and not merely a random collection of isolated incidents?"
--Jackson Katz, for Affinity
Between 1900 and 1959 (5 decades), 79 more school shootings were reported. Between 1960 and 1988 (2 decades) 88 such shootings occurred. Between 1990 and 2009 (2 decades), 124 school shootings happened. And from 2010 to January 23, 2018, 138 such shootings rang out. Note the rapid increase in the rate of shootings over the last 3 decades alone.
That’s nearly 500 school shootings in America from 1764 to the first month of 2018. Who knows how much more there will be by the time 2020 rolls around. At this decade’s rate, the total number of school shooting instances should top 200. When will it end? Or, better, when will it slow down?
It is my observation that with each passing decade, even with the rapid increase in the number of shootings in schools, the impact on the news and the public has become less and less global, and more and more local. We don’t even hear about all the shootings anymore. Were you aware that 138 school shootings happened in the last 7 years? Why not? Shouldn’t we be horrified? Shouldn’t the nation be up in arms over trying to find a solution to what is most certainly a tragic epidemic?
"This sure beats the hell out of algebra, doesn't it?"
--middle school student during a shooting at Moses Lake in 1996
Sadly, it seems, the more shootings, the less we hear about them, the less we pay attention, the less we even know to care. We have surreptitiously arrived at what Pink Floyd coined long ago as a state of being “comfortably numb.” We are desensitized. The same thing happened with the Viet Nam war. Blood, guts, and gore every night on our televisions, and nothing could move us anymore. We had seen it all and then some. What was another killing? The war protests continued on, but the collective national audience didn't care anymore.
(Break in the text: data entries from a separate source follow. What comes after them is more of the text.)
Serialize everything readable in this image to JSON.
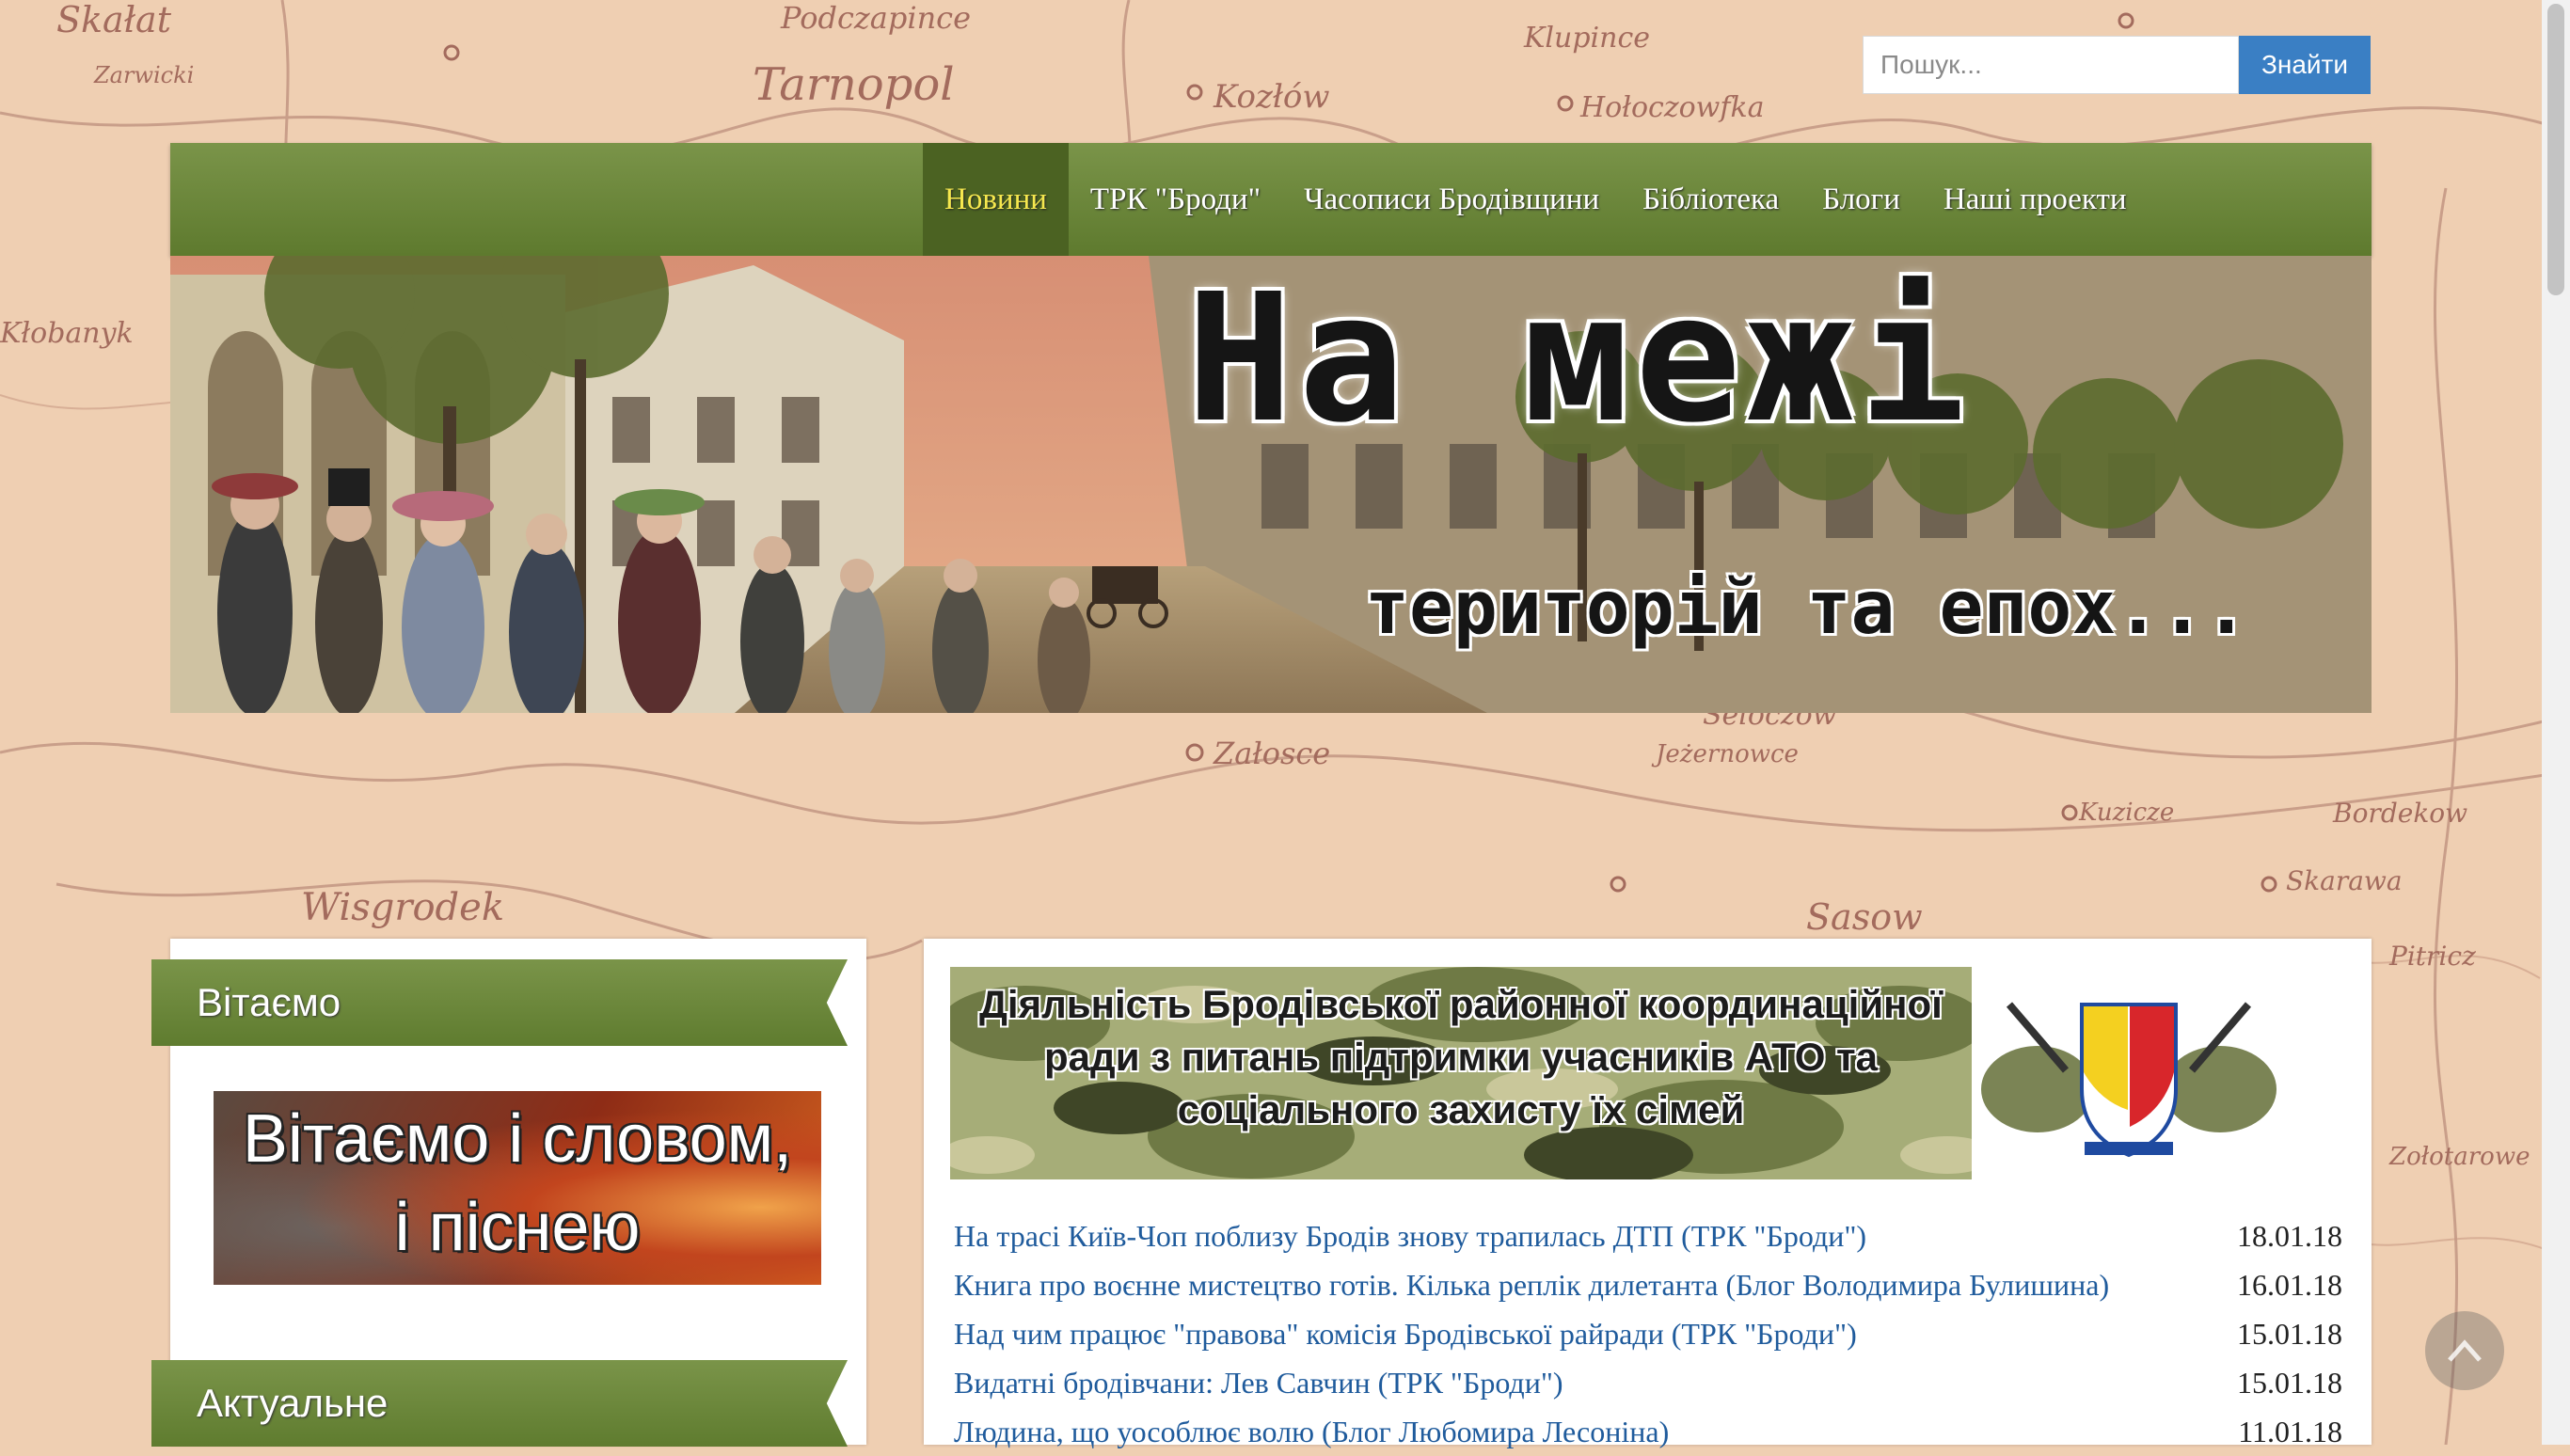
{
  "search": {
    "placeholder": "Пошук...",
    "button": "Знайти"
  },
  "nav": {
    "items": [
      {
        "label": "Новини",
        "active": true
      },
      {
        "label": "ТРК \"Броди\"",
        "active": false
      },
      {
        "label": "Часописи Бродівщини",
        "active": false
      },
      {
        "label": "Бібліотека",
        "active": false
      },
      {
        "label": "Блоги",
        "active": false
      },
      {
        "label": "Наші проекти",
        "active": false
      }
    ]
  },
  "banner": {
    "title": "На межі",
    "subtitle": "територій та епох..."
  },
  "map_labels": [
    "Skałat",
    "Tarnopol",
    "Podczapince",
    "Kozłów",
    "Klupince",
    "Hołoczowfka",
    "Zarwicki",
    "Wisgrodek",
    "Załosce",
    "Sasow",
    "Jeżernowce",
    "Kuzicze",
    "Bordekow",
    "Skarawa",
    "Pitricz",
    "Zołotarowe",
    "Seloczow",
    "Kłobanyk"
  ],
  "sidebar": {
    "welcome_title": "Вітаємо",
    "promo_line1": "Вітаємо і словом,",
    "promo_line2": "і піснею",
    "current_title": "Актуальне"
  },
  "main": {
    "ato_banner": {
      "line1": "Діяльність Бродівської районної координаційної",
      "line2": "ради з питань підтримки учасників АТО та",
      "line3": "соціального захисту їх сімей"
    },
    "news": [
      {
        "title": "На трасі Київ-Чоп поблизу Бродів знову трапилась ДТП (ТРК \"Броди\")",
        "date": "18.01.18"
      },
      {
        "title": "Книга про воєнне мистецтво готів. Кілька реплік дилетанта (Блог Володимира Булишина)",
        "date": "16.01.18"
      },
      {
        "title": "Над чим працює \"правова\" комісія Бродівської райради (ТРК \"Броди\")",
        "date": "15.01.18"
      },
      {
        "title": "Видатні бродівчани: Лев Савчин (ТРК \"Броди\")",
        "date": "15.01.18"
      },
      {
        "title": "Людина, що уособлює волю (Блог Любомира Лесоніна)",
        "date": "11.01.18"
      }
    ]
  },
  "colors": {
    "nav_green": "#6b8a3a",
    "nav_active_text": "#f6e84e",
    "link_blue": "#1f5b9c",
    "search_button": "#3a7fc4",
    "page_bg": "#efcfb2"
  }
}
There have been 11 school shootings in 2018 alone, reported The New York Times, January 23, 2018. Did you know that? Eleven school shootings in 23 days. That's one every other day. Yesterday, a 16-year old in Kentucky killed 2, and left 17 seriously injured. Five are in critical condition. These are not soldiers on a battlefield far away. These are kids in our schools. It was in the news, but did you pay attention? How many of you noticed it and then thought to yourself, "God, another school shooting," and then went on with your day, without another thought about the death of two more kids?
“I think we’ve become somewhat desensitized to the fact that these things happened,” said William Modzelewski, a former consultant to the U.S. Department of Education’s Office of Safe and Drug-Free Schools, “and it takes a thing like Sandy hook to bring us back to our senses. My fear is that if you don’t hear about school shootings for a while, educators move on to other things. [Everyone's] very busy.”
"Apathy can sometimes set in when there are so many incidents, but one shooting is too many."
--Dr. Bindu Kalesan, Boston University School of Medicine
Even worse, the shootings keep happening, and the news keep failing to report them...all of them. Of course, we’re going to forget. Of course, we’re going to move on. We have become desensitized, yes. But we have also been lulled into a false sense of security. Nothing has changed. In fact, things have only gotten worse. But how much do we care? Do we really need another Sandy Hook to wake us up…again?
"We have absolutely become numb to these kinds of shootings, and I think that will continue."
--former FBI official Katherine Schweit, after the 2nd school shooting in the 3rd week of January, 2018
*Statistics from Everytown for Gun Safety, Moms Demand Action for Gun Sense in America, and Wikipedia.